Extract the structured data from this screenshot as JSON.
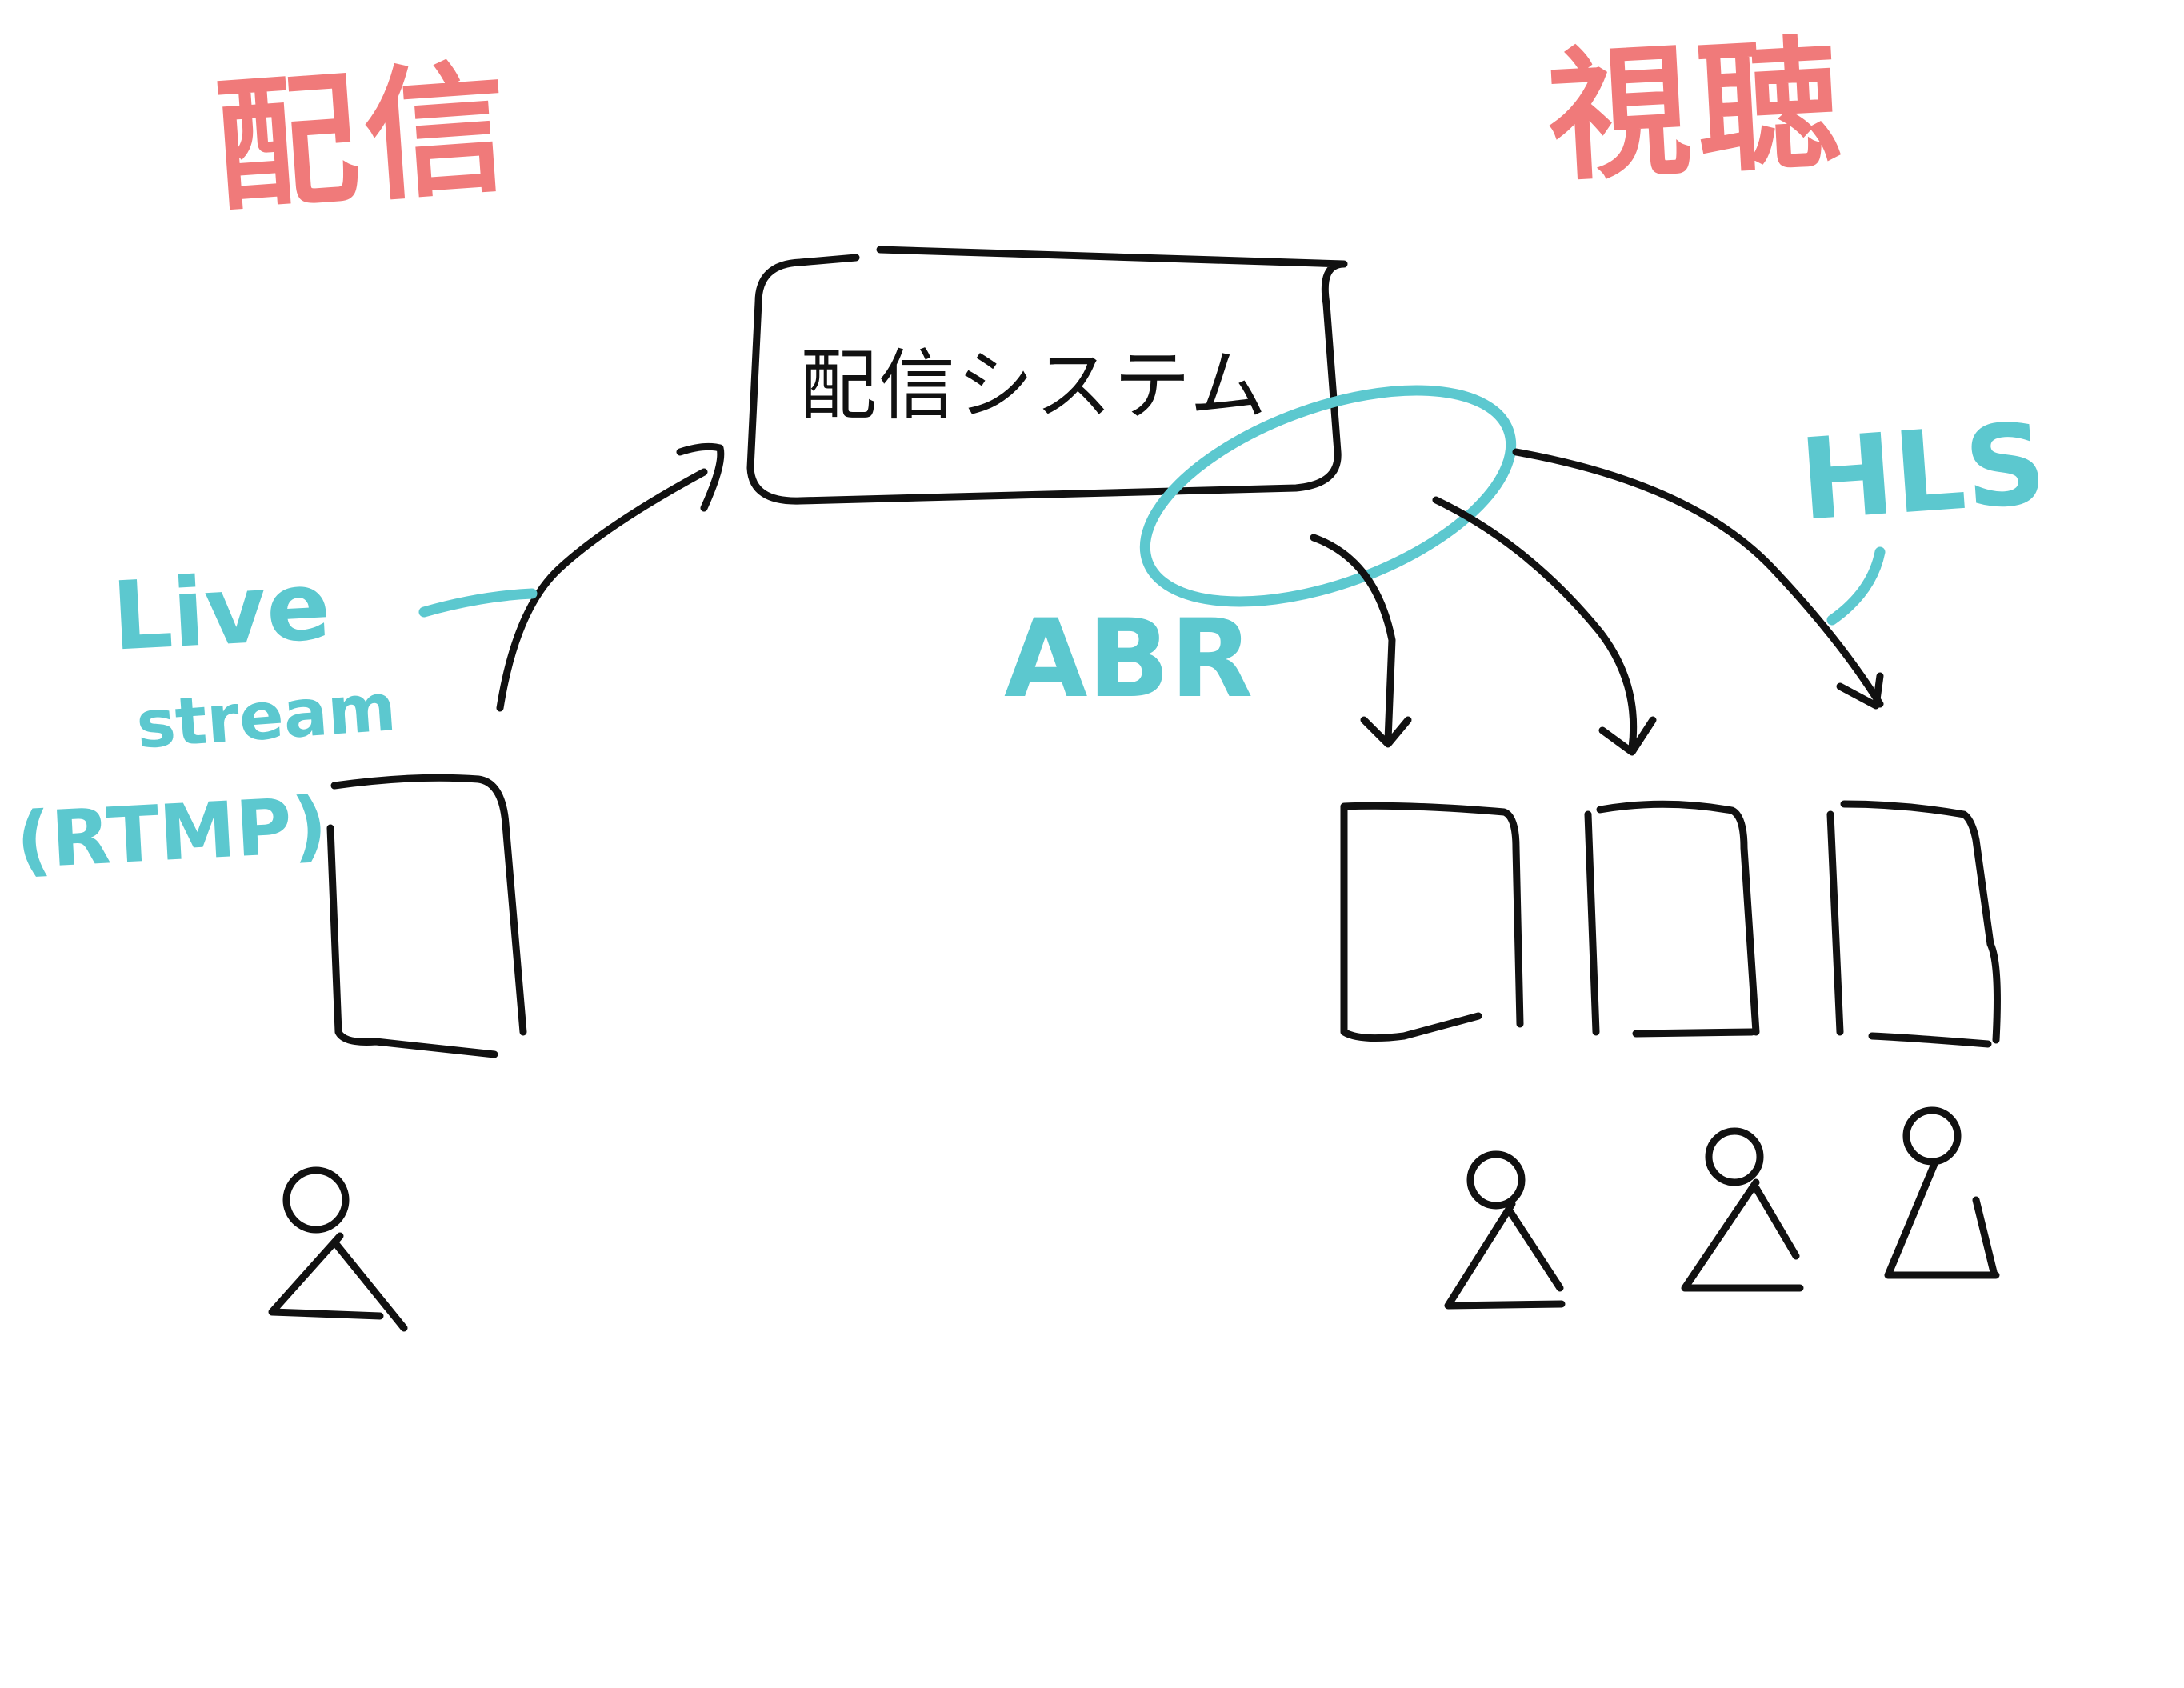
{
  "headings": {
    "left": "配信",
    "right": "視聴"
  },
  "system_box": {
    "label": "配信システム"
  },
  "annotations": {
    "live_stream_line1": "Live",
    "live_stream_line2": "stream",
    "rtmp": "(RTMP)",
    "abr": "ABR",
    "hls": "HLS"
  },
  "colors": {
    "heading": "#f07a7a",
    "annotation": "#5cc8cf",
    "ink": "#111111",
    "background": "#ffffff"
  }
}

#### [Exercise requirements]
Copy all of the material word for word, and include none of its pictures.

#### [Task result]
Extract the structured data from this screenshot as JSON.
{
  "headings": {
    "left": "配信",
    "right": "視聴"
  },
  "system_box": {
    "label": "配信システム"
  },
  "annotations": {
    "live_stream_line1": "Live",
    "live_stream_line2": "stream",
    "rtmp": "(RTMP)",
    "abr": "ABR",
    "hls": "HLS"
  },
  "colors": {
    "heading": "#f07a7a",
    "annotation": "#5cc8cf",
    "ink": "#111111",
    "background": "#ffffff"
  }
}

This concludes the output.